Another person I turn to frequently when the rock echoes at the bottom of the well is Chuck Close. He is an artist whose work has stayed with me, in large part because of the workman-like manner in which he constructs his pieces. He takes photographs of faces, and then, in an art-school-type way, enlarges them to huge proportions using a grid drawn on an enormous canvas (think 10'x10' portraits). The grid lines remain on the work; he doesn't erase them or attempt to cover them. This workman's dedication to The Job rings through one of the most profound pieces of advice on creativity that I have ever heard (or followed):
"Inspiration is for amateurs — the rest of us just show up and get to work."
Show up, get to work: that is how the creation happens.
Write the crappy piece of writing.

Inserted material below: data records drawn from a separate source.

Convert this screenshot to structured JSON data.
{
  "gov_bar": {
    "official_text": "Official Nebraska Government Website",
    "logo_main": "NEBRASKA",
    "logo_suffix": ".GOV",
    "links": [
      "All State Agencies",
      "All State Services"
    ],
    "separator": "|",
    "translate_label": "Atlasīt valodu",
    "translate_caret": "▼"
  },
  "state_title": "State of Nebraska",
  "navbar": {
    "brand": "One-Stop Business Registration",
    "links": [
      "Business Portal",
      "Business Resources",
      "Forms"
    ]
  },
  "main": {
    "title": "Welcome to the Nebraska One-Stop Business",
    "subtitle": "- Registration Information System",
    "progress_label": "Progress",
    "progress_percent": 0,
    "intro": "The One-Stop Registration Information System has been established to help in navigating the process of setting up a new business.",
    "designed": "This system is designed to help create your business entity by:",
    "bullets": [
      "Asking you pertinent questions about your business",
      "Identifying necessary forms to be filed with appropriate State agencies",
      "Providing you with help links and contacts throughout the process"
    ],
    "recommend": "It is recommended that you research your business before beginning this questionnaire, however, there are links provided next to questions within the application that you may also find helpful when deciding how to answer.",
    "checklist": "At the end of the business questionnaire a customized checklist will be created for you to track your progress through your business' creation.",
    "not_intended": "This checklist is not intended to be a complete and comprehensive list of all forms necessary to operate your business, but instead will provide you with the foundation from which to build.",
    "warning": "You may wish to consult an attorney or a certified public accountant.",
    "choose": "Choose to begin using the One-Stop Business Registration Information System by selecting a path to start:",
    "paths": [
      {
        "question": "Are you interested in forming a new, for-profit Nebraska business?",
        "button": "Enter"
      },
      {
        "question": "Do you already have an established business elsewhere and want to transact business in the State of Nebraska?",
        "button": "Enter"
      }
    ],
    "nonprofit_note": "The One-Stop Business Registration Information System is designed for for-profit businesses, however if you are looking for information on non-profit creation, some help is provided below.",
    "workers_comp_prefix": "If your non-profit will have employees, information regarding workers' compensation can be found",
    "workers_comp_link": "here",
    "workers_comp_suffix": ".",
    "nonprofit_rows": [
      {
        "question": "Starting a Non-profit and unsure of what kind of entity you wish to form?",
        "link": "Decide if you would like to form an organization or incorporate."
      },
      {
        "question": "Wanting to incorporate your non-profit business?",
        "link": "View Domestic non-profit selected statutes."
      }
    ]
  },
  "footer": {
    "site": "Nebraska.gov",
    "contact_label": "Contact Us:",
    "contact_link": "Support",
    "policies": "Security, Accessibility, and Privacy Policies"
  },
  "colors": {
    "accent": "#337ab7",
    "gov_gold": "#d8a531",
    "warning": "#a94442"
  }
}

Take the horrible picture.
Feel bad about your awful work? Good. Filled with self-doubt? Even better.
"But the problem is that bad writers tend to have the self-confidence, while the good ones tend to have self-doubt."
Charles Bukowski knows a thing about self-doubt (and a good bit of self-loathing, I'll warrant). If you can somehow manage to show up anyway, to go to work, to dig the mine, then the work is its own reward. And if the vein goes away or the levy runs dry?
Back to Chuck Close:
"...the most interesting thing is to back yourself into your own corner where no one else’s answers will fit. You will somehow have to come up with your own personal solutions to this problem that you have set for yourself because no one else’s answers are applicable."
Back yourself into a corner and figure that shit out. Be honest in your writing in a way that is true to your own voice and where you come from and things will happen. If it feels fake, it is. If it feels true, it is (for you).
But above all, sit down, every day, and write.
Write like a motherfucker.
I share this advice when I most need to hear it, when my work is taking a turn for the better or the worse, when it is time for rubber and road to become acquainted and the mind is willing but the flesh is weak.
I share it because writing is lonely work that millions of people do (to the tune of a white-noisy two million blog posts a day) but no one really talks much about in person (kind of like masturbating, only way more than two million of us doing it at once).
I share it in hopes that you will add your own advice to the comments: what is your writing routine, and what do you do when the words don't come?